* [WHAT NEEDS TO BE DONE] With pictures left out, set down every record word for word.

* [Data records for software interfaces]
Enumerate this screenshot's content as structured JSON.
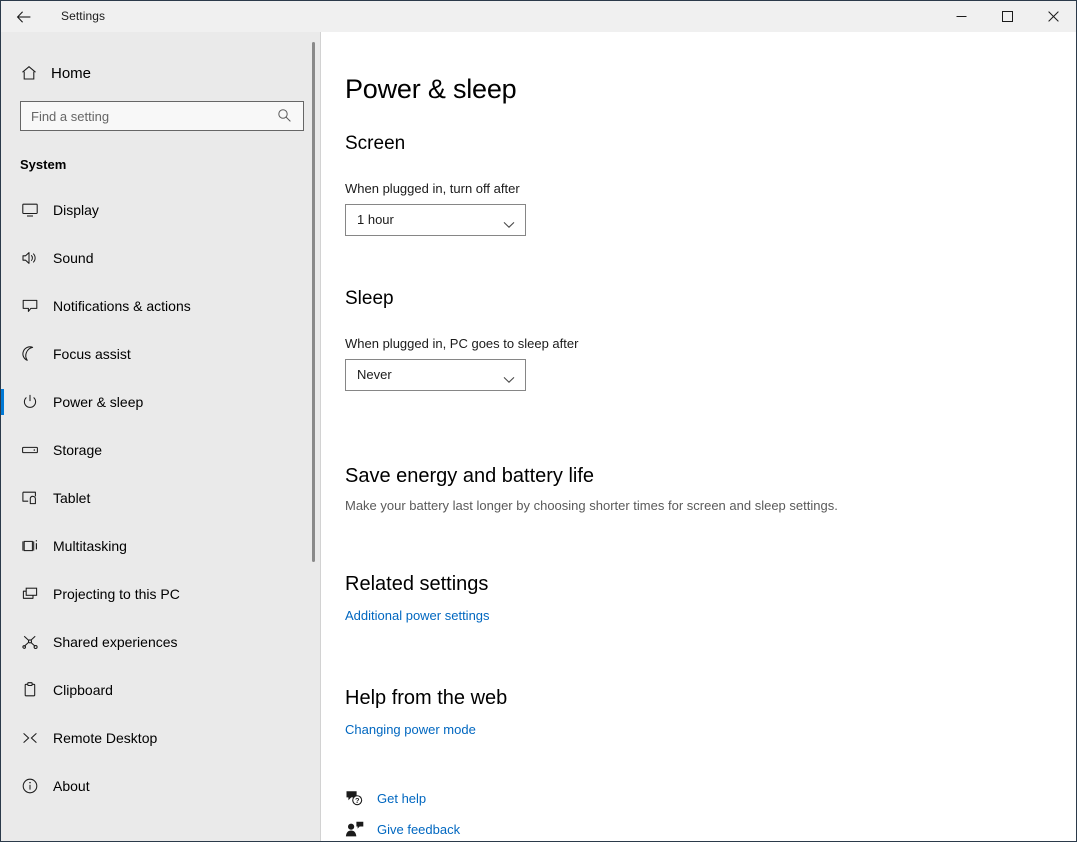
{
  "window": {
    "app_title": "Settings",
    "back_icon": "back-arrow-icon",
    "caption": {
      "minimize": "minimize-icon",
      "maximize": "maximize-icon",
      "close": "close-icon"
    }
  },
  "sidebar": {
    "home": {
      "label": "Home",
      "icon": "home-icon"
    },
    "search": {
      "placeholder": "Find a setting",
      "value": "",
      "icon": "search-icon"
    },
    "category": "System",
    "items": [
      {
        "label": "Display",
        "icon": "monitor-icon",
        "selected": false
      },
      {
        "label": "Sound",
        "icon": "speaker-icon",
        "selected": false
      },
      {
        "label": "Notifications & actions",
        "icon": "notification-icon",
        "selected": false
      },
      {
        "label": "Focus assist",
        "icon": "moon-icon",
        "selected": false
      },
      {
        "label": "Power & sleep",
        "icon": "power-icon",
        "selected": true
      },
      {
        "label": "Storage",
        "icon": "drive-icon",
        "selected": false
      },
      {
        "label": "Tablet",
        "icon": "tablet-icon",
        "selected": false
      },
      {
        "label": "Multitasking",
        "icon": "multitasking-icon",
        "selected": false
      },
      {
        "label": "Projecting to this PC",
        "icon": "project-screen-icon",
        "selected": false
      },
      {
        "label": "Shared experiences",
        "icon": "share-nodes-icon",
        "selected": false
      },
      {
        "label": "Clipboard",
        "icon": "clipboard-icon",
        "selected": false
      },
      {
        "label": "Remote Desktop",
        "icon": "remote-desktop-icon",
        "selected": false
      },
      {
        "label": "About",
        "icon": "info-icon",
        "selected": false
      }
    ]
  },
  "main": {
    "page_title": "Power & sleep",
    "screen": {
      "heading": "Screen",
      "field_label": "When plugged in, turn off after",
      "dropdown_value": "1 hour"
    },
    "sleep": {
      "heading": "Sleep",
      "field_label": "When plugged in, PC goes to sleep after",
      "dropdown_value": "Never"
    },
    "save_energy": {
      "heading": "Save energy and battery life",
      "description": "Make your battery last longer by choosing shorter times for screen and sleep settings."
    },
    "related_settings": {
      "heading": "Related settings",
      "link": "Additional power settings"
    },
    "help_from_web": {
      "heading": "Help from the web",
      "link": "Changing power mode"
    },
    "footer_links": [
      {
        "label": "Get help",
        "icon": "get-help-icon"
      },
      {
        "label": "Give feedback",
        "icon": "give-feedback-icon"
      }
    ]
  },
  "colors": {
    "accent": "#0078d4",
    "link": "#0067c0",
    "sidebar_bg": "#eaeaea",
    "content_bg": "#ffffff"
  }
}
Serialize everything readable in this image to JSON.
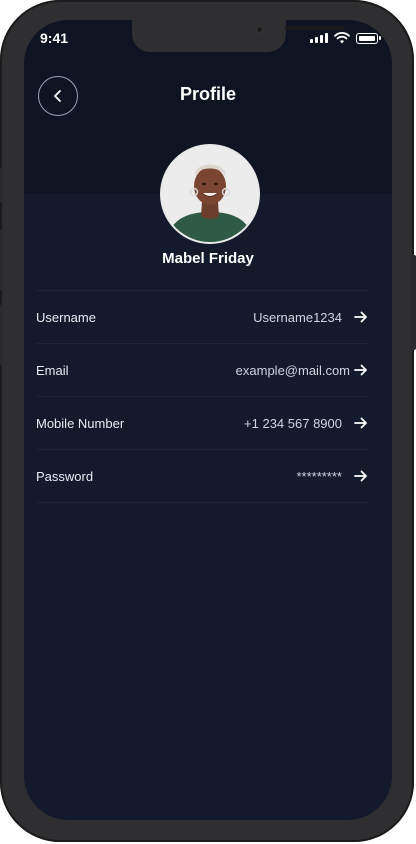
{
  "status_bar": {
    "time": "9:41"
  },
  "header": {
    "title": "Profile",
    "back_icon": "chevron-left-icon"
  },
  "profile": {
    "name": "Mabel Friday"
  },
  "rows": [
    {
      "label": "Username",
      "value": "Username1234"
    },
    {
      "label": "Email",
      "value": "example@mail.com"
    },
    {
      "label": "Mobile Number",
      "value": "+1 234 567 8900"
    },
    {
      "label": "Password",
      "value": "*********"
    }
  ],
  "theme": {
    "background": "#121a2b",
    "header_background": "#0f1422",
    "text": "#ffffff",
    "divider": "#1d2638"
  }
}
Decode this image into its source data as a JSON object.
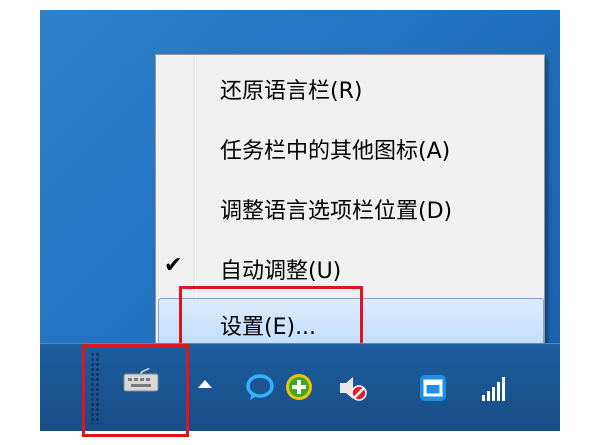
{
  "menu": {
    "items": [
      {
        "label": "还原语言栏(R)",
        "checked": false,
        "highlighted": false
      },
      {
        "label": "任务栏中的其他图标(A)",
        "checked": false,
        "highlighted": false
      },
      {
        "label": "调整语言选项栏位置(D)",
        "checked": false,
        "highlighted": false
      },
      {
        "label": "自动调整(U)",
        "checked": true,
        "highlighted": false
      },
      {
        "label": "设置(E)...",
        "checked": false,
        "highlighted": true
      }
    ],
    "check_glyph": "✔"
  },
  "tray": {
    "icons": [
      {
        "name": "show-hidden-icons",
        "glyph": "▲"
      },
      {
        "name": "chat-bubble-icon"
      },
      {
        "name": "green-plus-security-icon"
      },
      {
        "name": "volume-muted-icon"
      },
      {
        "name": "remote-window-icon"
      },
      {
        "name": "network-signal-icon"
      }
    ]
  },
  "colors": {
    "desktop": "#2272c0",
    "taskbar": "#1b5592",
    "highlight": "#c1dcfc",
    "annotation": "#e0141c"
  }
}
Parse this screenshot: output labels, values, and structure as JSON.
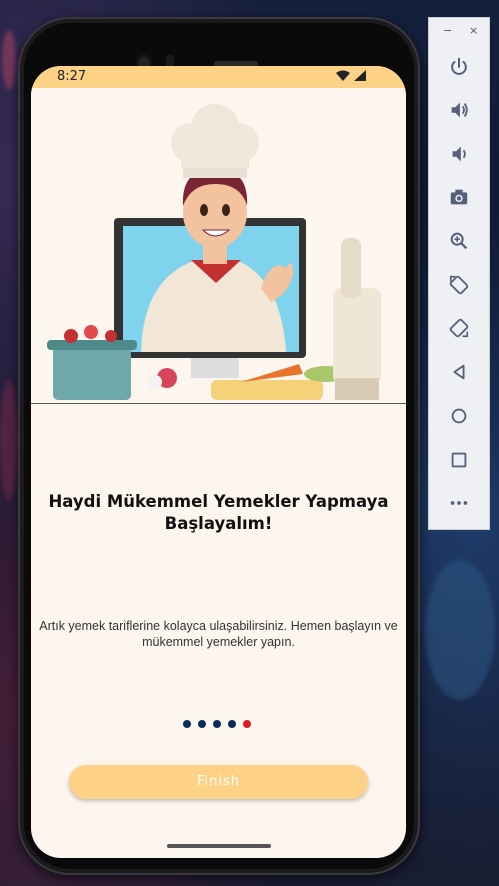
{
  "status_bar": {
    "time": "8:27"
  },
  "onboarding": {
    "title": "Haydi Mükemmel Yemekler Yapmaya Başlayalım!",
    "description": "Artık yemek tariflerine kolayca ulaşabilirsiniz. Hemen başlayın ve mükemmel yemekler yapın.",
    "page_count": 5,
    "active_page": 5,
    "finish_label": "Finish"
  },
  "colors": {
    "accent": "#fdd286",
    "dot": "#0d2a5e",
    "dot_active": "#e11b1b",
    "screen_bg": "#fdf6ee"
  },
  "emulator_panel": {
    "window_controls": [
      "minimize-icon",
      "close-icon"
    ],
    "minimize_glyph": "−",
    "close_glyph": "×",
    "buttons": [
      "power-icon",
      "volume-up-icon",
      "volume-down-icon",
      "camera-icon",
      "zoom-icon",
      "rotate-left-icon",
      "rotate-right-icon",
      "back-icon",
      "home-icon",
      "overview-icon",
      "more-icon"
    ]
  }
}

* [EXPECTED ANSWER]
Enumerate this screenshot's content as structured JSON.
{
  "window": {
    "app_title": "Settings",
    "back_icon": "back-arrow-icon",
    "caption": {
      "minimize": "minimize-icon",
      "maximize": "maximize-icon",
      "close": "close-icon"
    }
  },
  "sidebar": {
    "home": {
      "label": "Home",
      "icon": "home-icon"
    },
    "search": {
      "placeholder": "Find a setting",
      "value": "",
      "icon": "search-icon"
    },
    "category": "System",
    "items": [
      {
        "label": "Display",
        "icon": "monitor-icon",
        "selected": false
      },
      {
        "label": "Sound",
        "icon": "speaker-icon",
        "selected": false
      },
      {
        "label": "Notifications & actions",
        "icon": "notification-icon",
        "selected": false
      },
      {
        "label": "Focus assist",
        "icon": "moon-icon",
        "selected": false
      },
      {
        "label": "Power & sleep",
        "icon": "power-icon",
        "selected": true
      },
      {
        "label": "Storage",
        "icon": "drive-icon",
        "selected": false
      },
      {
        "label": "Tablet",
        "icon": "tablet-icon",
        "selected": false
      },
      {
        "label": "Multitasking",
        "icon": "multitasking-icon",
        "selected": false
      },
      {
        "label": "Projecting to this PC",
        "icon": "project-screen-icon",
        "selected": false
      },
      {
        "label": "Shared experiences",
        "icon": "share-nodes-icon",
        "selected": false
      },
      {
        "label": "Clipboard",
        "icon": "clipboard-icon",
        "selected": false
      },
      {
        "label": "Remote Desktop",
        "icon": "remote-desktop-icon",
        "selected": false
      },
      {
        "label": "About",
        "icon": "info-icon",
        "selected": false
      }
    ]
  },
  "main": {
    "page_title": "Power & sleep",
    "screen": {
      "heading": "Screen",
      "field_label": "When plugged in, turn off after",
      "dropdown_value": "1 hour"
    },
    "sleep": {
      "heading": "Sleep",
      "field_label": "When plugged in, PC goes to sleep after",
      "dropdown_value": "Never"
    },
    "save_energy": {
      "heading": "Save energy and battery life",
      "description": "Make your battery last longer by choosing shorter times for screen and sleep settings."
    },
    "related_settings": {
      "heading": "Related settings",
      "link": "Additional power settings"
    },
    "help_from_web": {
      "heading": "Help from the web",
      "link": "Changing power mode"
    },
    "footer_links": [
      {
        "label": "Get help",
        "icon": "get-help-icon"
      },
      {
        "label": "Give feedback",
        "icon": "give-feedback-icon"
      }
    ]
  },
  "colors": {
    "accent": "#0078d4",
    "link": "#0067c0",
    "sidebar_bg": "#eaeaea",
    "content_bg": "#ffffff"
  }
}
Serialize everything readable in this image to JSON.
{
  "status_bar": {
    "time": "9:41"
  },
  "header": {
    "title": "Profile",
    "back_icon": "chevron-left-icon"
  },
  "profile": {
    "name": "Mabel Friday"
  },
  "rows": [
    {
      "label": "Username",
      "value": "Username1234"
    },
    {
      "label": "Email",
      "value": "example@mail.com"
    },
    {
      "label": "Mobile Number",
      "value": "+1 234 567 8900"
    },
    {
      "label": "Password",
      "value": "*********"
    }
  ],
  "theme": {
    "background": "#121a2b",
    "header_background": "#0f1422",
    "text": "#ffffff",
    "divider": "#1d2638"
  }
}
Decode this image into its source data as a JSON object.
{
  "menu": {
    "items": [
      {
        "label": "还原语言栏(R)",
        "checked": false,
        "highlighted": false
      },
      {
        "label": "任务栏中的其他图标(A)",
        "checked": false,
        "highlighted": false
      },
      {
        "label": "调整语言选项栏位置(D)",
        "checked": false,
        "highlighted": false
      },
      {
        "label": "自动调整(U)",
        "checked": true,
        "highlighted": false
      },
      {
        "label": "设置(E)...",
        "checked": false,
        "highlighted": true
      }
    ],
    "check_glyph": "✔"
  },
  "tray": {
    "icons": [
      {
        "name": "show-hidden-icons",
        "glyph": "▲"
      },
      {
        "name": "chat-bubble-icon"
      },
      {
        "name": "green-plus-security-icon"
      },
      {
        "name": "volume-muted-icon"
      },
      {
        "name": "remote-window-icon"
      },
      {
        "name": "network-signal-icon"
      }
    ]
  },
  "colors": {
    "desktop": "#2272c0",
    "taskbar": "#1b5592",
    "highlight": "#c1dcfc",
    "annotation": "#e0141c"
  }
}
Parse this screenshot: output labels, values, and structure as JSON.
{
  "status_bar": {
    "time": "8:27"
  },
  "onboarding": {
    "title": "Haydi Mükemmel Yemekler Yapmaya Başlayalım!",
    "description": "Artık yemek tariflerine kolayca ulaşabilirsiniz. Hemen başlayın ve mükemmel yemekler yapın.",
    "page_count": 5,
    "active_page": 5,
    "finish_label": "Finish"
  },
  "colors": {
    "accent": "#fdd286",
    "dot": "#0d2a5e",
    "dot_active": "#e11b1b",
    "screen_bg": "#fdf6ee"
  },
  "emulator_panel": {
    "window_controls": [
      "minimize-icon",
      "close-icon"
    ],
    "minimize_glyph": "−",
    "close_glyph": "×",
    "buttons": [
      "power-icon",
      "volume-up-icon",
      "volume-down-icon",
      "camera-icon",
      "zoom-icon",
      "rotate-left-icon",
      "rotate-right-icon",
      "back-icon",
      "home-icon",
      "overview-icon",
      "more-icon"
    ]
  }
}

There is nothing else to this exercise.